* **Data in this exercise**:
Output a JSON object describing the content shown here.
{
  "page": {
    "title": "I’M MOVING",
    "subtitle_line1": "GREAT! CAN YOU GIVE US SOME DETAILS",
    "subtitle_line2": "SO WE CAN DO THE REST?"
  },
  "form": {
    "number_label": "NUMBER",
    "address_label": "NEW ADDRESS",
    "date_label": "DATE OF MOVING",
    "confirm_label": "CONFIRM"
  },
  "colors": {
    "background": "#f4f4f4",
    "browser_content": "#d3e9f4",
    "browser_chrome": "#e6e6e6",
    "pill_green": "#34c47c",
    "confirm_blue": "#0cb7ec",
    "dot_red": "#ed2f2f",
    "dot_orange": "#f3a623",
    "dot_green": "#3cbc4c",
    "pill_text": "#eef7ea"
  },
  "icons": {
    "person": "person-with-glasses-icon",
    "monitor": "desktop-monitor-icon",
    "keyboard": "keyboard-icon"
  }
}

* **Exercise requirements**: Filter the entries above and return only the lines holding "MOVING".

* **Answer to this exercise**:
    "title": "I’M MOVING",
    "date_label": "DATE OF MOVING",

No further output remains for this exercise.